Fargo dikes under pressure from Red River flood waters

FARGO, N.D. – Steve Syrdal’s house just south of Fargo is no longer near the water, it’s in it.

Swirling water runs three feet deep across his driveway, six feet deep off his back deck and around all four sides.

What’s saved him so far is the hand-built dike he constructed using plywood, sandbags and back-of-the-envelope engineering. A plywood wall draped in plastic surrounds his house, and sump pumps groan to life every few minutes, spitting out whatever water gets through.

“My basement’s dry,” Syrdal said, standing in his garage as the Red River flowed across his yard. “Unbelievable.”

For the next few days, dikes across the Red River Valley will shift and flex under the river’s pressure.

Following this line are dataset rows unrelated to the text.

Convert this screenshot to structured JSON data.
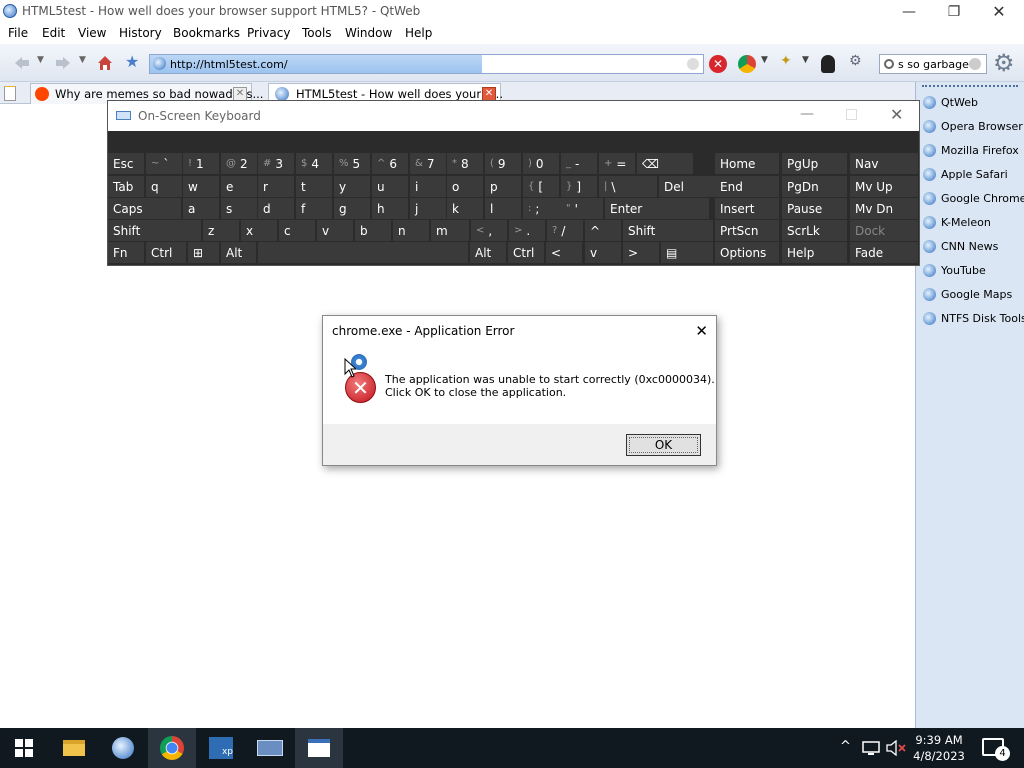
{
  "window": {
    "title": "HTML5test - How well does your browser support HTML5? - QtWeb"
  },
  "menu": [
    "File",
    "Edit",
    "View",
    "History",
    "Bookmarks",
    "Privacy",
    "Tools",
    "Window",
    "Help"
  ],
  "toolbar": {
    "url": "http://html5test.com/",
    "load_progress": 0.6,
    "search_value": "s so garbage"
  },
  "tabs": [
    {
      "label": "Why are memes so bad nowadays..."
    },
    {
      "label": "HTML5test - How well does your b..."
    }
  ],
  "bookmarks": [
    "QtWeb",
    "Opera Browser",
    "Mozilla Firefox",
    "Apple Safari",
    "Google Chrome",
    "K-Meleon",
    "CNN News",
    "YouTube",
    "Google Maps",
    "NTFS Disk Tools"
  ],
  "osk": {
    "title": "On-Screen Keyboard",
    "rows": [
      [
        {
          "k": "Esc"
        },
        {
          "s": "~",
          "k": "`"
        },
        {
          "s": "!",
          "k": "1"
        },
        {
          "s": "@",
          "k": "2"
        },
        {
          "s": "#",
          "k": "3"
        },
        {
          "s": "$",
          "k": "4"
        },
        {
          "s": "%",
          "k": "5"
        },
        {
          "s": "^",
          "k": "6"
        },
        {
          "s": "&",
          "k": "7"
        },
        {
          "s": "*",
          "k": "8"
        },
        {
          "s": "(",
          "k": "9"
        },
        {
          "s": ")",
          "k": "0"
        },
        {
          "s": "_",
          "k": "-"
        },
        {
          "s": "+",
          "k": "="
        },
        {
          "k": "⌫"
        }
      ],
      [
        {
          "k": "Tab"
        },
        {
          "k": "q"
        },
        {
          "k": "w"
        },
        {
          "k": "e"
        },
        {
          "k": "r"
        },
        {
          "k": "t"
        },
        {
          "k": "y"
        },
        {
          "k": "u"
        },
        {
          "k": "i"
        },
        {
          "k": "o"
        },
        {
          "k": "p"
        },
        {
          "s": "{",
          "k": "["
        },
        {
          "s": "}",
          "k": "]"
        },
        {
          "s": "|",
          "k": "\\"
        },
        {
          "k": "Del"
        }
      ],
      [
        {
          "k": "Caps"
        },
        {
          "k": "a"
        },
        {
          "k": "s"
        },
        {
          "k": "d"
        },
        {
          "k": "f"
        },
        {
          "k": "g"
        },
        {
          "k": "h"
        },
        {
          "k": "j"
        },
        {
          "k": "k"
        },
        {
          "k": "l"
        },
        {
          "s": ":",
          "k": ";"
        },
        {
          "s": "\"",
          "k": "'"
        },
        {
          "k": "Enter"
        }
      ],
      [
        {
          "k": "Shift"
        },
        {
          "k": "z"
        },
        {
          "k": "x"
        },
        {
          "k": "c"
        },
        {
          "k": "v"
        },
        {
          "k": "b"
        },
        {
          "k": "n"
        },
        {
          "k": "m"
        },
        {
          "s": "<",
          "k": ","
        },
        {
          "s": ">",
          "k": "."
        },
        {
          "s": "?",
          "k": "/"
        },
        {
          "k": "^"
        },
        {
          "k": "Shift"
        }
      ],
      [
        {
          "k": "Fn"
        },
        {
          "k": "Ctrl"
        },
        {
          "k": "⊞"
        },
        {
          "k": "Alt"
        },
        {
          "k": ""
        },
        {
          "k": "Alt"
        },
        {
          "k": "Ctrl"
        },
        {
          "k": "<"
        },
        {
          "k": "v"
        },
        {
          "k": ">"
        },
        {
          "k": "▤"
        }
      ]
    ],
    "nav": [
      [
        "Home",
        "PgUp",
        "Nav"
      ],
      [
        "End",
        "PgDn",
        "Mv Up"
      ],
      [
        "Insert",
        "Pause",
        "Mv Dn"
      ],
      [
        "PrtScn",
        "ScrLk",
        "Dock"
      ],
      [
        "Options",
        "Help",
        "Fade"
      ]
    ]
  },
  "dialog": {
    "title": "chrome.exe - Application Error",
    "line1": "The application was unable to start correctly (0xc0000034).",
    "line2": "Click OK to close the application.",
    "ok_label": "OK"
  },
  "taskbar": {
    "time": "9:39 AM",
    "date": "4/8/2023",
    "notifications": "4"
  }
}
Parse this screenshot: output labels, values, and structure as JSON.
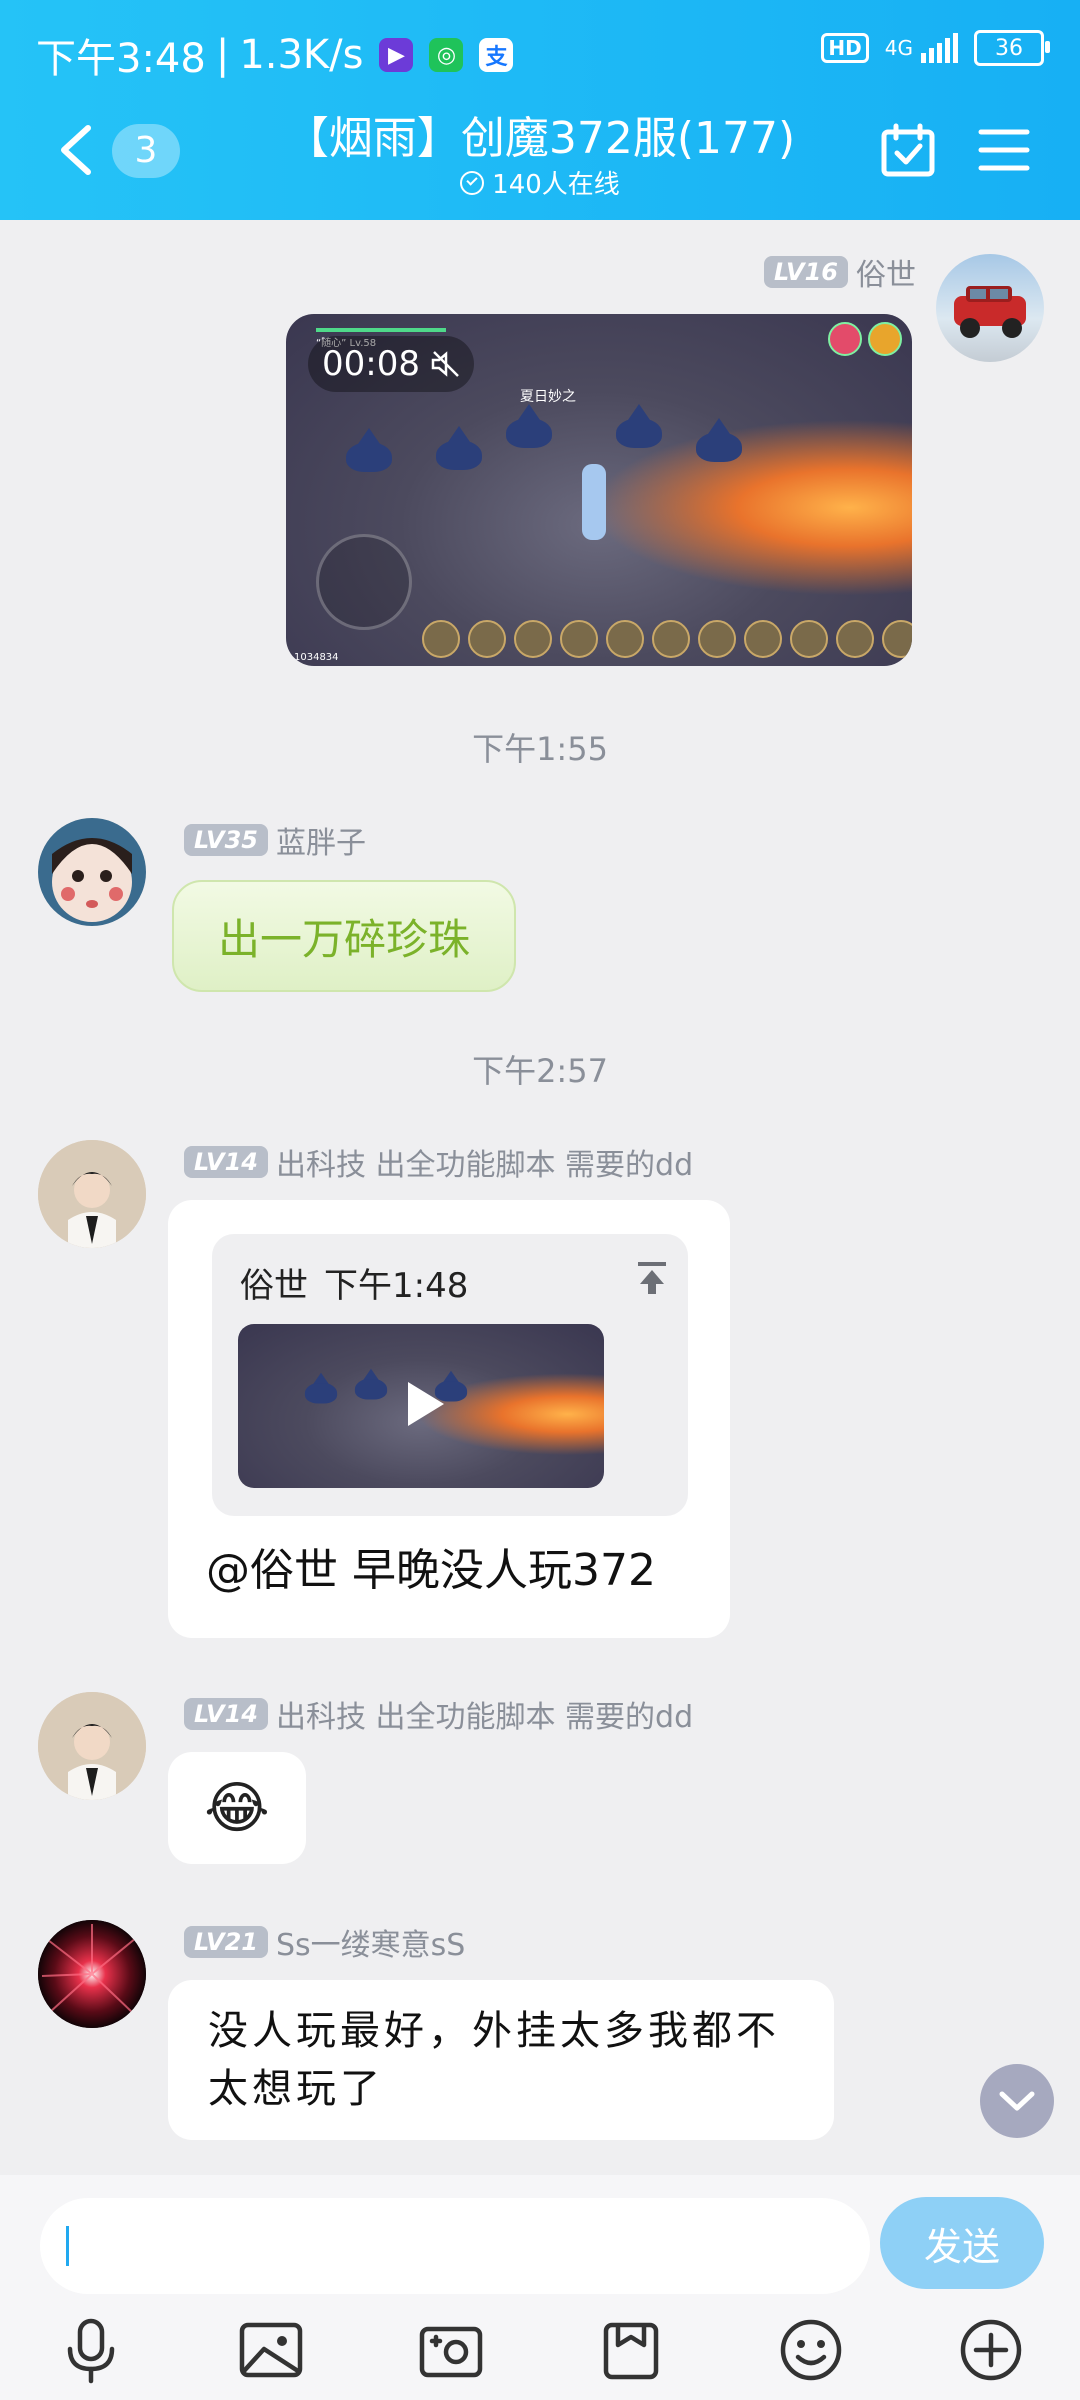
{
  "status_bar": {
    "time": "下午3:48",
    "speed": "1.3K/s",
    "hd": "HD",
    "network": "4G",
    "battery": "36"
  },
  "header": {
    "unread_count": "3",
    "title": "【烟雨】创魔372服(177)",
    "online": "140人在线"
  },
  "messages": {
    "m1": {
      "level": "LV16",
      "nickname": "俗世",
      "video_duration": "00:08",
      "video_overlay_title": "夏日妙之",
      "video_watermark": "1034834"
    },
    "time_1": "下午1:55",
    "m2": {
      "level": "LV35",
      "nickname": "蓝胖子",
      "text": "出一万碎珍珠"
    },
    "time_2": "下午2:57",
    "m3": {
      "level": "LV14",
      "nickname": "出科技 出全功能脚本 需要的dd",
      "quote_author": "俗世",
      "quote_time": "下午1:48",
      "text": "@俗世 早晚没人玩372"
    },
    "m4": {
      "level": "LV14",
      "nickname": "出科技 出全功能脚本 需要的dd",
      "emoji": "😂"
    },
    "m5": {
      "level": "LV21",
      "nickname": "Ss一缕寒意sS",
      "text": "没人玩最好，外挂太多我都不太想玩了"
    }
  },
  "input": {
    "value": "",
    "send_label": "发送"
  },
  "toolbar": [
    "microphone-icon",
    "image-icon",
    "camera-icon",
    "folder-icon",
    "emoji-icon",
    "plus-icon"
  ],
  "colors": {
    "header": "#1fb8f5",
    "send": "#8ed0f6",
    "green_bubble_text": "#7bb22a"
  }
}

Some will fail, dooming houses and neighborhoods and making for naught the labor put in by thousands of volunteers. Flood levels should remain above the 1997 levels through Tuesday, according to the National Weather Service.

Even water just three feet deep creates thousands of pounds of pressure, said John Gulliver, a civil engineering professor at the University of Minnesota. An eight-foot length of plywood board holding back that depth of water will register 6,000 pounds of pressure at the lowest point, with an average of 3,000 pounds of pressure across the board, he said.

A dike built of earth or sandbags can fail if even a small leak develops: Water forced through cracks will tunnel out a channel for more water. “It’s a catastrophic thing,” Gulliver said, adding that an earthen dam becomes much stronger if engineers use clay at its heart.

Local officials used that science to save many of Syrdal’s neighbors: They built a clay-and-earthen dike around most of the Chrisan Estates housing development where he lives. But crews built the wall on the elevated road that runs through the development, isolating Syrdal and a dozen of his neighbors who live between the road and the river.

His next-door neighbor’s house was lost Friday, along with four of the others on the river side of the dike. Syrdal almost lost his on Thursday when water bubbled up through cracks in his driveway. The bubbles soon grew into geysers as he scrambled to plug them.

Home-saving help came from a crew of volunteer carpenters from the St. Cloud area, who happened to be in the neighborhood and quickly built a second plywood dike closer to his garage, sealing off the problem.

“This is all about managing the leaks,” Syrdal said.

His dikes begin with sandbags, but he used far fewer than most people. He set half-inch plywood boards on edge, then laid a row of sandbags at their base to hold down a sheet of plastic wrapped up the wall’s face. Triangular braces of 2-by-4s stand every eight feet.

Even this doesn’t keep all of the water out. So he installed eight sump pumps to continually bail out his house. The pumps sit inside five-gallon pails sunk into the ground between his house and the dike. As water fills up each pail, the pumps turn on and push the water up through plastic pipes that angle away from his house. Every few seconds, as the pumps turn on, water shoots out of the pipes and across the river’s surface in a graceful arc.

Yet even if he survives the flood, Syrdal feels certain he won’t survive the flood of public opinion he expects to come once the waters recede. The city has considered razing riverfront houses like his to build a permanent dike. Syrdal said he understands the need and will accept it, albeit sadly.